DATA SECTION:
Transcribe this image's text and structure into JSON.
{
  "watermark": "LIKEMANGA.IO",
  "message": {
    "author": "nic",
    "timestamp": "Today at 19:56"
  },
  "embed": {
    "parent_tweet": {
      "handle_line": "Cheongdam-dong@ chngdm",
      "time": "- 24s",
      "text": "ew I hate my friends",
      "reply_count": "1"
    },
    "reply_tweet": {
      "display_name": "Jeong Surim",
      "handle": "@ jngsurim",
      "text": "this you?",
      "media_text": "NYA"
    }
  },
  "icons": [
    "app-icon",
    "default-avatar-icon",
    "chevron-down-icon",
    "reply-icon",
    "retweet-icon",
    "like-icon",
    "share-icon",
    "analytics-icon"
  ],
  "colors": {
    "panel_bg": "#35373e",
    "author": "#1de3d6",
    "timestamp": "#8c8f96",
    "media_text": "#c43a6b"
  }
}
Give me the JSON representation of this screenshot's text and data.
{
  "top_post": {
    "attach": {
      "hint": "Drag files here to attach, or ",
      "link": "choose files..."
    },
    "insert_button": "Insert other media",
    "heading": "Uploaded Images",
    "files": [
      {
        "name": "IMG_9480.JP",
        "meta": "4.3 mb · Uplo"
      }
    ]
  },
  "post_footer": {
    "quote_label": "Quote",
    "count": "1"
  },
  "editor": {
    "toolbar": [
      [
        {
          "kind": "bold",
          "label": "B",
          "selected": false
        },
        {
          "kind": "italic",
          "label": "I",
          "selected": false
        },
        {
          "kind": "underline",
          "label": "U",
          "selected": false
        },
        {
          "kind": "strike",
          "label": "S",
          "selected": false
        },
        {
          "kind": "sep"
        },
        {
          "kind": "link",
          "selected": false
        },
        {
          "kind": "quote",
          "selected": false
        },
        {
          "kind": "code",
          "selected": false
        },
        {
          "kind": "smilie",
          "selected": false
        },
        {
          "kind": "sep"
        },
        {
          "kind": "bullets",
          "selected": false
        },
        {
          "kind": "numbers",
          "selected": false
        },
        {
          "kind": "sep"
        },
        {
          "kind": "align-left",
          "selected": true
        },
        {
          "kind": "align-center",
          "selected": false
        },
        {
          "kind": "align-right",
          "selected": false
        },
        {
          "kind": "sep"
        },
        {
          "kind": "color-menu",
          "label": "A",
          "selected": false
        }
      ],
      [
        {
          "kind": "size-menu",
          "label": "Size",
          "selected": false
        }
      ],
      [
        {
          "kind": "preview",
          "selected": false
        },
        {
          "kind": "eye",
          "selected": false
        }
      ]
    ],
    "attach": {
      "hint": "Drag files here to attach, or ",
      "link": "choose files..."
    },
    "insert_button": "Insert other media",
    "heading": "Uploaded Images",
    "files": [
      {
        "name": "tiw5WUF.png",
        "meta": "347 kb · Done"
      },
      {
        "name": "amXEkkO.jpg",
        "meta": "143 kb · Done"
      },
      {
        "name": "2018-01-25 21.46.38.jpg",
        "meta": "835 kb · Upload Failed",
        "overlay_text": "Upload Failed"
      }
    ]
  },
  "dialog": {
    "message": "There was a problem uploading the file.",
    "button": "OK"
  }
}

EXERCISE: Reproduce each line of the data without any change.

EXERCISE SOLUTION:
Transcribe this image's text and structure into JSON.
{
  "watermark": "LIKEMANGA.IO",
  "message": {
    "author": "nic",
    "timestamp": "Today at 19:56"
  },
  "embed": {
    "parent_tweet": {
      "handle_line": "Cheongdam-dong@ chngdm",
      "time": "- 24s",
      "text": "ew I hate my friends",
      "reply_count": "1"
    },
    "reply_tweet": {
      "display_name": "Jeong Surim",
      "handle": "@ jngsurim",
      "text": "this you?",
      "media_text": "NYA"
    }
  },
  "icons": [
    "app-icon",
    "default-avatar-icon",
    "chevron-down-icon",
    "reply-icon",
    "retweet-icon",
    "like-icon",
    "share-icon",
    "analytics-icon"
  ],
  "colors": {
    "panel_bg": "#35373e",
    "author": "#1de3d6",
    "timestamp": "#8c8f96",
    "media_text": "#c43a6b"
  }
}
Give me the JSON representation of this screenshot's text and data.
{
  "top_post": {
    "attach": {
      "hint": "Drag files here to attach, or ",
      "link": "choose files..."
    },
    "insert_button": "Insert other media",
    "heading": "Uploaded Images",
    "files": [
      {
        "name": "IMG_9480.JP",
        "meta": "4.3 mb · Uplo"
      }
    ]
  },
  "post_footer": {
    "quote_label": "Quote",
    "count": "1"
  },
  "editor": {
    "toolbar": [
      [
        {
          "kind": "bold",
          "label": "B",
          "selected": false
        },
        {
          "kind": "italic",
          "label": "I",
          "selected": false
        },
        {
          "kind": "underline",
          "label": "U",
          "selected": false
        },
        {
          "kind": "strike",
          "label": "S",
          "selected": false
        },
        {
          "kind": "sep"
        },
        {
          "kind": "link",
          "selected": false
        },
        {
          "kind": "quote",
          "selected": false
        },
        {
          "kind": "code",
          "selected": false
        },
        {
          "kind": "smilie",
          "selected": false
        },
        {
          "kind": "sep"
        },
        {
          "kind": "bullets",
          "selected": false
        },
        {
          "kind": "numbers",
          "selected": false
        },
        {
          "kind": "sep"
        },
        {
          "kind": "align-left",
          "selected": true
        },
        {
          "kind": "align-center",
          "selected": false
        },
        {
          "kind": "align-right",
          "selected": false
        },
        {
          "kind": "sep"
        },
        {
          "kind": "color-menu",
          "label": "A",
          "selected": false
        }
      ],
      [
        {
          "kind": "size-menu",
          "label": "Size",
          "selected": false
        }
      ],
      [
        {
          "kind": "preview",
          "selected": false
        },
        {
          "kind": "eye",
          "selected": false
        }
      ]
    ],
    "attach": {
      "hint": "Drag files here to attach, or ",
      "link": "choose files..."
    },
    "insert_button": "Insert other media",
    "heading": "Uploaded Images",
    "files": [
      {
        "name": "tiw5WUF.png",
        "meta": "347 kb · Done"
      },
      {
        "name": "amXEkkO.jpg",
        "meta": "143 kb · Done"
      },
      {
        "name": "2018-01-25 21.46.38.jpg",
        "meta": "835 kb · Upload Failed",
        "overlay_text": "Upload Failed"
      }
    ]
  },
  "dialog": {
    "message": "There was a problem uploading the file.",
    "button": "OK"
  }
}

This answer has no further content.